▶ _Exercise_:
In the listing that follows, how many lines include the word "Jobs"? Only the number is wanted.

▶ _Task input_:

*** Block opens ***

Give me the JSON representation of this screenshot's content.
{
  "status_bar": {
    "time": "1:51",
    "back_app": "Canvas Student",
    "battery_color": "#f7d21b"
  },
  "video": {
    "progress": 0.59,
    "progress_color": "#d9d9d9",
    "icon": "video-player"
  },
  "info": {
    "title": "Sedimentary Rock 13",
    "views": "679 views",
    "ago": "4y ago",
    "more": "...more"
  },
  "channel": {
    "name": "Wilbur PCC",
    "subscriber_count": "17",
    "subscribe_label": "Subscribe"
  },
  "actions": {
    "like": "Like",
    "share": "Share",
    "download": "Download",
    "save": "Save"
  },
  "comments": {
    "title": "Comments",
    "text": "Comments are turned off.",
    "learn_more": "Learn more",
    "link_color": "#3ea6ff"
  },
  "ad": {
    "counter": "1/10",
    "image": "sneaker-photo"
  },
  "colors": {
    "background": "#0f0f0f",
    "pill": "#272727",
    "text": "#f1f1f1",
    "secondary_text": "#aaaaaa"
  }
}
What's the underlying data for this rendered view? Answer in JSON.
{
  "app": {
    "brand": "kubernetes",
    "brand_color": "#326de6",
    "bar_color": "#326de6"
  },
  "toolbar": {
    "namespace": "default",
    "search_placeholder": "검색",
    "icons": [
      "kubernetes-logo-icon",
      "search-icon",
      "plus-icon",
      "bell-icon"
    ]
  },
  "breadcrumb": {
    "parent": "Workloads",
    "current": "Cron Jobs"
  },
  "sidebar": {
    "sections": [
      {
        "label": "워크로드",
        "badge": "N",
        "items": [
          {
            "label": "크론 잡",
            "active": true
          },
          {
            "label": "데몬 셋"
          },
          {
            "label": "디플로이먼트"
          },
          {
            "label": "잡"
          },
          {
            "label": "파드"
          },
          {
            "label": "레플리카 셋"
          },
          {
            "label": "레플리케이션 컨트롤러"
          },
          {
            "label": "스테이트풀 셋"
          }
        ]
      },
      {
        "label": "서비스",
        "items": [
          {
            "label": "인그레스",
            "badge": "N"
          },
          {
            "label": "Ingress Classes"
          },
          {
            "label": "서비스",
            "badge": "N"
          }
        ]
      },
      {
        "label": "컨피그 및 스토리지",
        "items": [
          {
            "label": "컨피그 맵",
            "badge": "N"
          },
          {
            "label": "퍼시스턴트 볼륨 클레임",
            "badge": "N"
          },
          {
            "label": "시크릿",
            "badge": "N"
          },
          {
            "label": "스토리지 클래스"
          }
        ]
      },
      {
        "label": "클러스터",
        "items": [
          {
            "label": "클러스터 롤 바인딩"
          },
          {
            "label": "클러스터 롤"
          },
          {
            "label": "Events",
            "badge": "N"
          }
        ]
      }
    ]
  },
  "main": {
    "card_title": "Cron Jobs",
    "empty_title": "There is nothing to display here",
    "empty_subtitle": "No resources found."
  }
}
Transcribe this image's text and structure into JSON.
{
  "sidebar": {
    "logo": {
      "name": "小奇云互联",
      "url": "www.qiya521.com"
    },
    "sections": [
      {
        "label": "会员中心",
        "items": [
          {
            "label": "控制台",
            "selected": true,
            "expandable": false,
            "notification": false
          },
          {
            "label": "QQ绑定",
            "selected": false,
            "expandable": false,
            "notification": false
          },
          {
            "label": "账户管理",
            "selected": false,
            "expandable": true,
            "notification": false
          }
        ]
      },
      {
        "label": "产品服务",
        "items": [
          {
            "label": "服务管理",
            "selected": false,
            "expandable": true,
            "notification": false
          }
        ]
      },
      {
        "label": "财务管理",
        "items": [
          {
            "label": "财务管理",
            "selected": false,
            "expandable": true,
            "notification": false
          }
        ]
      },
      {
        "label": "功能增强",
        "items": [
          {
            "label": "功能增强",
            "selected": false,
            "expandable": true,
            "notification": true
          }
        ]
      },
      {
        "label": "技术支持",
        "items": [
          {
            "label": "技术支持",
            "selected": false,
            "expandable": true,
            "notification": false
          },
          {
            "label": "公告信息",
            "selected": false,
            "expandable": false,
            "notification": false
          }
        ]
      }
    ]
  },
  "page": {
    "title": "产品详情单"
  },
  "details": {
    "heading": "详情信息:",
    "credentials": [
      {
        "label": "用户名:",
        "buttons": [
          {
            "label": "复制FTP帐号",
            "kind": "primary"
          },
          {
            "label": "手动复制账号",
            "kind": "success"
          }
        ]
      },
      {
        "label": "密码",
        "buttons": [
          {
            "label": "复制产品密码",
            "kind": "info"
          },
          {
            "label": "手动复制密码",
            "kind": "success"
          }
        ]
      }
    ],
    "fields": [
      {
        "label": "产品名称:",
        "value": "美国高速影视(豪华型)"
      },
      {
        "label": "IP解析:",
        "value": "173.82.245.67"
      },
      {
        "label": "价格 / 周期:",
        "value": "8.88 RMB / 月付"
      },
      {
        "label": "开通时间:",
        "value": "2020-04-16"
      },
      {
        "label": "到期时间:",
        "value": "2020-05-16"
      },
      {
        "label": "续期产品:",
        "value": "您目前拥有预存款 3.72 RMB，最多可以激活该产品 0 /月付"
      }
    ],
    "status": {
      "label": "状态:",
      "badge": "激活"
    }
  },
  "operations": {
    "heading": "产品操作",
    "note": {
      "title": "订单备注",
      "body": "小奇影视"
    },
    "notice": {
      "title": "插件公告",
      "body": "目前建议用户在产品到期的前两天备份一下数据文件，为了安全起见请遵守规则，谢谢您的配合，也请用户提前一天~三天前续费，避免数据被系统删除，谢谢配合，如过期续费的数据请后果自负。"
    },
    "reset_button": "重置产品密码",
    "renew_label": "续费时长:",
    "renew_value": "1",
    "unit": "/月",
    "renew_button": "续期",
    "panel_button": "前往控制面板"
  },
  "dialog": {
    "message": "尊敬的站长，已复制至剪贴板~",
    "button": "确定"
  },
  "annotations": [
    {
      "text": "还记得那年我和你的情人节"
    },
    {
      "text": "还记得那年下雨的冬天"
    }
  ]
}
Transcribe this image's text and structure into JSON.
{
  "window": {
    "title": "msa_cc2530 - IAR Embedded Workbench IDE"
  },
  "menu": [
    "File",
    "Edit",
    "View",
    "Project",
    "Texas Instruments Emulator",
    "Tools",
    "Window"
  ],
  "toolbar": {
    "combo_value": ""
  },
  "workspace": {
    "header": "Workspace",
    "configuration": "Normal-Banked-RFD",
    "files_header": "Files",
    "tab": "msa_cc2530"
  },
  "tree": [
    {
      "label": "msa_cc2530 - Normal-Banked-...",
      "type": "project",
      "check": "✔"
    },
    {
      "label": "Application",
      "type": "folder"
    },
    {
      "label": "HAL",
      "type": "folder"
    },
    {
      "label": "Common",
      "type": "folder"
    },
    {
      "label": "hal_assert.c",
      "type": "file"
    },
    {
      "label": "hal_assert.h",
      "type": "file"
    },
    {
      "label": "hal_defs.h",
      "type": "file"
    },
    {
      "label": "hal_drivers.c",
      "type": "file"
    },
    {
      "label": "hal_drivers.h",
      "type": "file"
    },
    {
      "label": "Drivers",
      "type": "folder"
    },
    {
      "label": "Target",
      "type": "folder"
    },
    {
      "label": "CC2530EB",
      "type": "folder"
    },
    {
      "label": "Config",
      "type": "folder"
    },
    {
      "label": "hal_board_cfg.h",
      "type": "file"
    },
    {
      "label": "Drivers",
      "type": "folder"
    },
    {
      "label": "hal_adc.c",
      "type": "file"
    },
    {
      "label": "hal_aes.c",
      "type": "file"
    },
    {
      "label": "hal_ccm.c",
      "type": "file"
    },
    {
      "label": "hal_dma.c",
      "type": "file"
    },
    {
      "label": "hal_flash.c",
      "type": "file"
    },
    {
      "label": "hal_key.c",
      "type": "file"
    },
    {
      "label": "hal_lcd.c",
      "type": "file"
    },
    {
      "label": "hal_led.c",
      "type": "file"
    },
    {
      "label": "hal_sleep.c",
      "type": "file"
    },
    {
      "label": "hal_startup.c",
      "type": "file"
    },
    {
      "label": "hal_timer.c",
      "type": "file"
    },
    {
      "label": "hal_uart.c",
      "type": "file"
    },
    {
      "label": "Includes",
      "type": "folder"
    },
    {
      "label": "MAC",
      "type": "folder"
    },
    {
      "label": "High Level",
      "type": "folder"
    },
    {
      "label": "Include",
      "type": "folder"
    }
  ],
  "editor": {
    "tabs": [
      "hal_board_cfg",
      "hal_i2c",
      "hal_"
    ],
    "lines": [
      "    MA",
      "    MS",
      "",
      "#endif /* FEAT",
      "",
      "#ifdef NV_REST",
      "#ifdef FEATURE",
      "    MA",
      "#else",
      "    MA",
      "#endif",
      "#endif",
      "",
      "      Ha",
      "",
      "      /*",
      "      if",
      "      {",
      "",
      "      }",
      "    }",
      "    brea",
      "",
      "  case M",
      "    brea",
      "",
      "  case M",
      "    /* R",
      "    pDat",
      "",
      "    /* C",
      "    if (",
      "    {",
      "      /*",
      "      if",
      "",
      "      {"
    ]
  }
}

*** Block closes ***

▶ _Task solution_:
2